7 Eye-Opening Pieces of Trivia About Sleep Deprivation
Here at Can't Sleep we love sleep (and helping others get more of it). We also love trivia. We are really proud of our Trivial Pursuit track record. But in researching this piece some of these eye-opening facts about sleep deprivation even surprised us:
1. The average amount of time people sleep has dropped from nine hours in the pre-lightbulb era to seven-and-a-half hours today. While it might be a bit extreme to resort to living by candlelight as a way to get better sleep making sure that your room is dark and your eyes are shielded from intrusive electronic light from gadgets like cellphones and computers when you go to bed will help a great deal.
2. According to several pieces of extensive research during the first two years of a baby’s life, new parents will miss six months of sleep on average. And we have yet to find a new Mum or Dad who refutes the validity of this claim! Getting enough sleep when raising a baby (as well as nearly with the 1,001 other things you need to do) is a must though, for both Baby's sake and your own.
3. When applied patiently and systematically, sleep deprivation is said to be the single most effective form of coercion and torture. For example, sleep deprivation was deliberately chosen as the method of execution in 19th century China, on the grounds that it would cause the maximum amount of suffering and would serve as the greatest deterrent to other potential offenders. Usually, those sentenced eventually died by the nineteenth day, having suffered terribly.
4. Children don’t react the same way to sleep deprivation as adults: while adults get sleepy, children become hyperactive. In fact, a lack of sleep can result in ADHD-like symptoms in kids. Children need an average of nine to 10 hours of sleep each night. So, Mums and Dads, if you want a few minutes extra peace and an easier time getting the kiddies to sleep, it's not how much sugar they are consuming that you should be most worried about but how much sleep they are getting as well.
5. The Greek writer and philosopher Alcmaeon (fifth century B.C.) proposed what is probably the first theory on the causes of sleep. He postulated that sleep occurred when the blood vessels of the brain filled with blood. The blood induced pressure on the brain, which created sleepiness. When the blood left the brain, a person would wake up.

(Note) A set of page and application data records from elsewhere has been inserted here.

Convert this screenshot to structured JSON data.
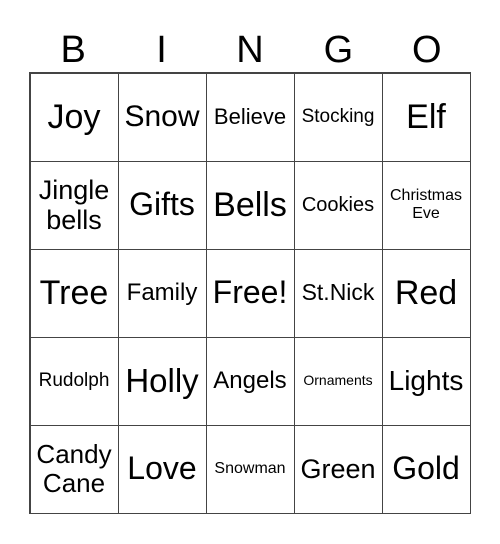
{
  "header": [
    "B",
    "I",
    "N",
    "G",
    "O"
  ],
  "cells": [
    "Joy",
    "Snow",
    "Believe",
    "Stocking",
    "Elf",
    "Jingle\nbells",
    "Gifts",
    "Bells",
    "Cookies",
    "Christmas\nEve",
    "Tree",
    "Family",
    "Free!",
    "St.Nick",
    "Red",
    "Rudolph",
    "Holly",
    "Angels",
    "Ornaments",
    "Lights",
    "Candy\nCane",
    "Love",
    "Snowman",
    "Green",
    "Gold"
  ]
}
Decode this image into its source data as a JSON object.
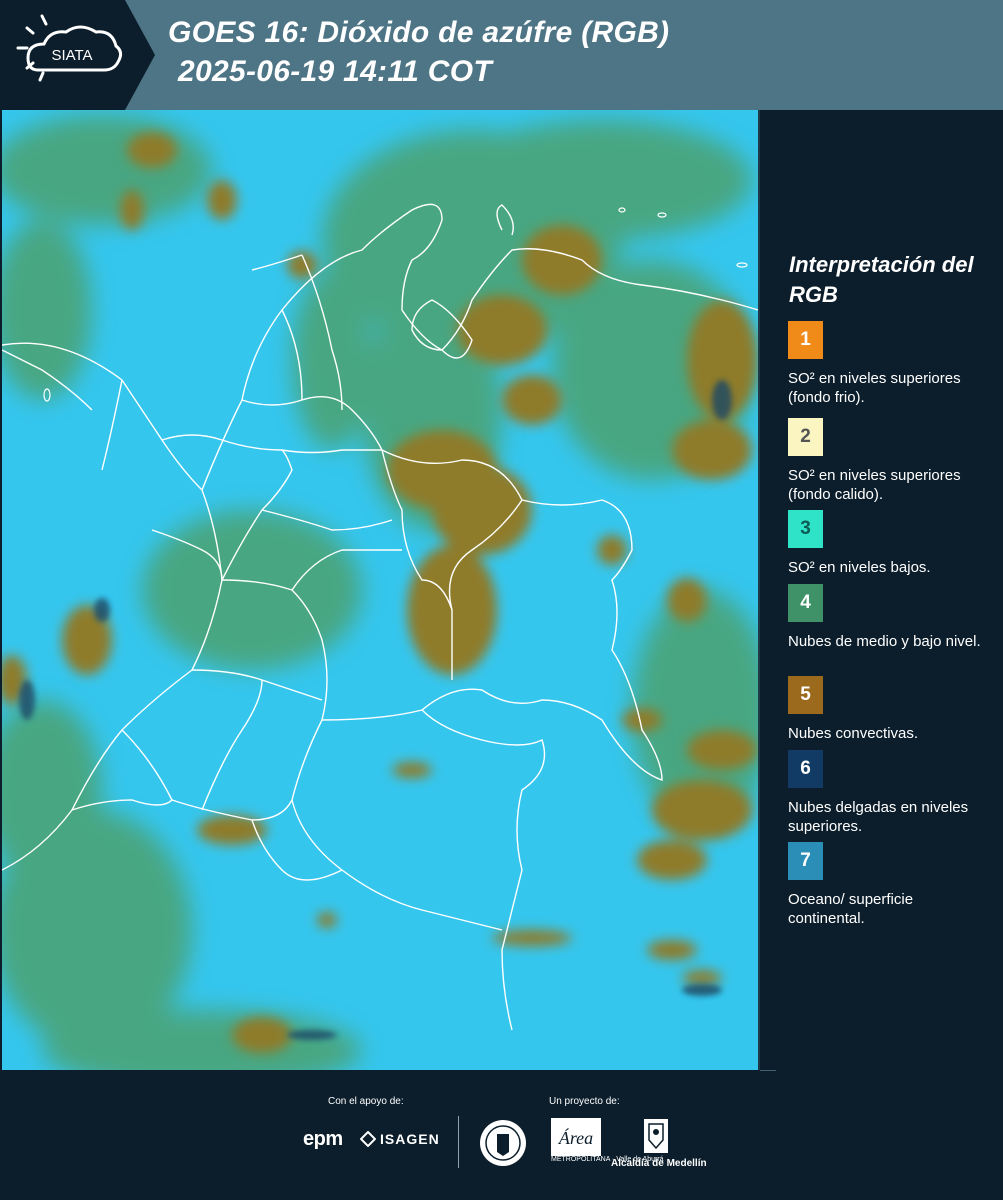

Aristotle (384-322 B.C.) on the other hand proposed that sleep occurred as long as digestion took place. He theorized that the 'fumes' from the food were absorbed into the bloodstream and then taken to the brain, where they induced sleepiness. Neither were very right of course but the concept of sleep-inducing 'food fumes' is a very interesting one isn't it?
6. Shakespeare made many references to sleep in his writings, and his clear descriptions of insomnia suggest that he suffered from the disorder himself. Is this one of the few times that insomnia was actually a good thing? Your answer to that will depend of course on how you feel about the writings of the Bard of Avon. Ask many school children forced to read them and they are likely to say it puts them to sleep!
7. Only one half of a dolphin’s brain goes to sleep at a time. Dolphins are capable of what is known as unihemispheric sleep, in which one hemisphere of the brain goes into a deep sleep while the other hemisphere remains awake.
This allows dolphins to sleep underwater without drowning. Dolphins spend approximately one-third of their lives asleep in this way but you are not a dolphin (or if you are hi, we hope you like the blog along with all the fish) and so it's crucial you make sure that you get enough real, deep sleep every night.